(Items listed in a dataset)
== Segment start ==
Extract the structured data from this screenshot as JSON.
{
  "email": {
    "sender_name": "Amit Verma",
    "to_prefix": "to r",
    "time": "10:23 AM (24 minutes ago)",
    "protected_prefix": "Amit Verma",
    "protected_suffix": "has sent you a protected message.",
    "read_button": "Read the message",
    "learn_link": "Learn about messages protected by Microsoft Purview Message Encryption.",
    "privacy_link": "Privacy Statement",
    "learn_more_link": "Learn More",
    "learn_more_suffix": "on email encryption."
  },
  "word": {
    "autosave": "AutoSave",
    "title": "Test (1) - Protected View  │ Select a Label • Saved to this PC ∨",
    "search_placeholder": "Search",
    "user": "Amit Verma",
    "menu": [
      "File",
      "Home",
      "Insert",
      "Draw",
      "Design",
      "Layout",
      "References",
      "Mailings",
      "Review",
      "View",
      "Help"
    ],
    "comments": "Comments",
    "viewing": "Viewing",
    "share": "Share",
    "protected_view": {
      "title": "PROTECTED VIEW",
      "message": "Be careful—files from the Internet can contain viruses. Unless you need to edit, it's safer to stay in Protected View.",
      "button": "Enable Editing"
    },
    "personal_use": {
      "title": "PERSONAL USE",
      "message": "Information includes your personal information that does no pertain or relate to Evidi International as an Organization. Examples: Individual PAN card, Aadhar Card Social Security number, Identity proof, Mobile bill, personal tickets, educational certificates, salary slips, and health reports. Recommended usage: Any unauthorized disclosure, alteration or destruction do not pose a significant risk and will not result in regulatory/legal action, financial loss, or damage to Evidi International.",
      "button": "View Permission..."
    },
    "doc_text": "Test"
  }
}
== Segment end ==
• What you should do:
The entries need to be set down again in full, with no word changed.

• Task solution:
Extract the structured data from this screenshot as JSON.
{
  "email": {
    "sender_name": "Amit Verma",
    "to_prefix": "to r",
    "time": "10:23 AM (24 minutes ago)",
    "protected_prefix": "Amit Verma",
    "protected_suffix": "has sent you a protected message.",
    "read_button": "Read the message",
    "learn_link": "Learn about messages protected by Microsoft Purview Message Encryption.",
    "privacy_link": "Privacy Statement",
    "learn_more_link": "Learn More",
    "learn_more_suffix": "on email encryption."
  },
  "word": {
    "autosave": "AutoSave",
    "title": "Test (1) - Protected View  │ Select a Label • Saved to this PC ∨",
    "search_placeholder": "Search",
    "user": "Amit Verma",
    "menu": [
      "File",
      "Home",
      "Insert",
      "Draw",
      "Design",
      "Layout",
      "References",
      "Mailings",
      "Review",
      "View",
      "Help"
    ],
    "comments": "Comments",
    "viewing": "Viewing",
    "share": "Share",
    "protected_view": {
      "title": "PROTECTED VIEW",
      "message": "Be careful—files from the Internet can contain viruses. Unless you need to edit, it's safer to stay in Protected View.",
      "button": "Enable Editing"
    },
    "personal_use": {
      "title": "PERSONAL USE",
      "message": "Information includes your personal information that does no pertain or relate to Evidi International as an Organization. Examples: Individual PAN card, Aadhar Card Social Security number, Identity proof, Mobile bill, personal tickets, educational certificates, salary slips, and health reports. Recommended usage: Any unauthorized disclosure, alteration or destruction do not pose a significant risk and will not result in regulatory/legal action, financial loss, or damage to Evidi International.",
      "button": "View Permission..."
    },
    "doc_text": "Test"
  }
}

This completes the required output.